After biking the Ironman Wisconsin bike course and dealing with those hills, I thought it might be time to understand my own gearing better. And I said I would post more about gears soon – so here you go! This won’t be the most exciting post you’ll read, but I’ll try to keep it from being too boring.
First, watch the video below – it’s pretty much the best video explanation of gearing that I’ve ever seen. (You will probably have to go to the actual website, or, if it doesn’t play, search You Tube for “Bicycle Gears Explained” and it should be the first or second video that pops up, by Terrycycles). It’s fairly short and tolerable, I promise!
Ok, so you watched the video, right? Well, let’s recap just in case you didn’t even though I’m sure you did. Back when bikes were first created they looked like this:
The pedals in the old bikes before gears were attached right to the wheel, for a 1:1 gear ratio – one turn of the pedals = 1 turn of the wheels.

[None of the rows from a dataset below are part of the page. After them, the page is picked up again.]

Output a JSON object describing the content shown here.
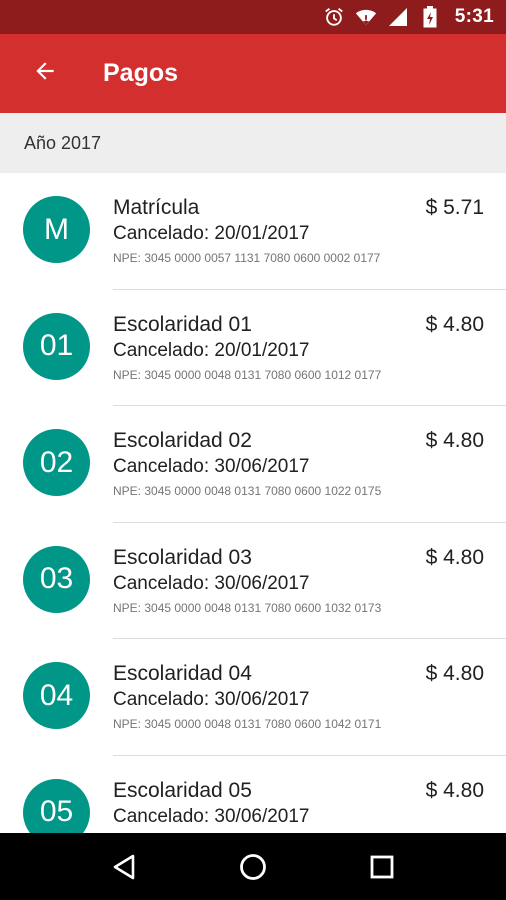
{
  "status_bar": {
    "time": "5:31",
    "icons": [
      "alarm-icon",
      "wifi-icon",
      "signal-icon",
      "battery-icon"
    ]
  },
  "app_bar": {
    "title": "Pagos",
    "back_icon": "arrow-back-icon"
  },
  "section": {
    "header": "Año 2017"
  },
  "payments": [
    {
      "avatar": "M",
      "title": "Matrícula",
      "amount": "$ 5.71",
      "date": "Cancelado: 20/01/2017",
      "npe": "NPE: 3045 0000 0057 1131 7080 0600 0002 0177"
    },
    {
      "avatar": "01",
      "title": "Escolaridad 01",
      "amount": "$ 4.80",
      "date": "Cancelado: 20/01/2017",
      "npe": "NPE: 3045 0000 0048 0131 7080 0600 1012 0177"
    },
    {
      "avatar": "02",
      "title": "Escolaridad 02",
      "amount": "$ 4.80",
      "date": "Cancelado: 30/06/2017",
      "npe": "NPE: 3045 0000 0048 0131 7080 0600 1022 0175"
    },
    {
      "avatar": "03",
      "title": "Escolaridad 03",
      "amount": "$ 4.80",
      "date": "Cancelado: 30/06/2017",
      "npe": "NPE: 3045 0000 0048 0131 7080 0600 1032 0173"
    },
    {
      "avatar": "04",
      "title": "Escolaridad 04",
      "amount": "$ 4.80",
      "date": "Cancelado: 30/06/2017",
      "npe": "NPE: 3045 0000 0048 0131 7080 0600 1042 0171"
    },
    {
      "avatar": "05",
      "title": "Escolaridad 05",
      "amount": "$ 4.80",
      "date": "Cancelado: 30/06/2017",
      "npe": ""
    }
  ],
  "nav_bar": {
    "icons": [
      "back-triangle-icon",
      "home-circle-icon",
      "recents-square-icon"
    ]
  },
  "colors": {
    "status_bar": "#8f1c1c",
    "app_bar": "#d32f2f",
    "avatar": "#009688",
    "section_bg": "#eeeeee"
  }
}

Thus, the size (or diameter) of the wheel mattered, as a bigger wheel was harder to turn over, and this is known as wheel inches.
Alright, I’m going to take my best crack at interpreting “low” and “high” gears, based on this. The introduction of gears allows you to change how hard you need to work to push the pedals, much like if you could swap out the front wheel with different size wheels, with the “inches” corresponding to the size of the gears. Basically, a big wheel = many inches = big gear = harder to pedal, and a small wheel = fewer inches = lower gear = easier to pedal. So, Low gears are better when it’s harder to turn the wheel over – when you’re going uphill and you want it to be easier to turn the pedals – and high gears are better when it’s easy to turn the wheel over and you want it to be harder to turn the pedals – going downhill. Another, maybe easier, way to remember it is taken from Mr. Bike: “low = slow, high = spry (fast).
The next thing she does in the video is talk about how to determine what gear ratios and inches you have on your own bike. So I did this with my tri bike, Delores. Delores is a double, meaning I have two large chainrings in the front. She has a 52 tooth large ring and a 35 tooth smaller ring up there. In the back I have a 10 speed cassette, meaning I have 10 different cogs each with their own number of teeth. The number of teeth from smallest to largest is: 12, 13, 14, 15, 16, 17, 19, 21, 23, 25.
Now that I have that info…on to Sheldon Brown’s Bicycle Gear Calculator! I’ve used his website for many years for other things so I was already aware of this website. For a little background – Sheldon Brown was an amazing bicycle mechanic of Harris Cyclery in Massachusetts who published a huge website where you could geek out on just about any piece of bike hardware that you wanted. Sheldon passed away in 2008, but his shop and avid fans keep his page updated. And he has a calculator for determining your gear ratios on it, which you saw on the video. If you plug my details in to the calculator, you get the following table:
Following Shimano’s recommendation as noted in the video, I crossed out the gear combinations they do not want you to use with a 10-speed to reduce rubbing and stress on derailleurs, and I got this table:
So you can see – assuming I did this all correctly – I have only have two gear combinations that really overlap. I also have an amazing amount of variety of gear inches available to me. I guess I knew this intuitively, since I was gearing by feel mostly before this. Of course, I probably still will – it’s not like I’m going to be calculating anything fancy while trying to cycle up or down a hill. But it’s neat to see and may still make me a better cyclist as I feel more confident about which of my two chainrings to be on to get the high or low gear I’m seeking. Totally worth the time to do this.
Hope you had a good Easter and have some candy for me!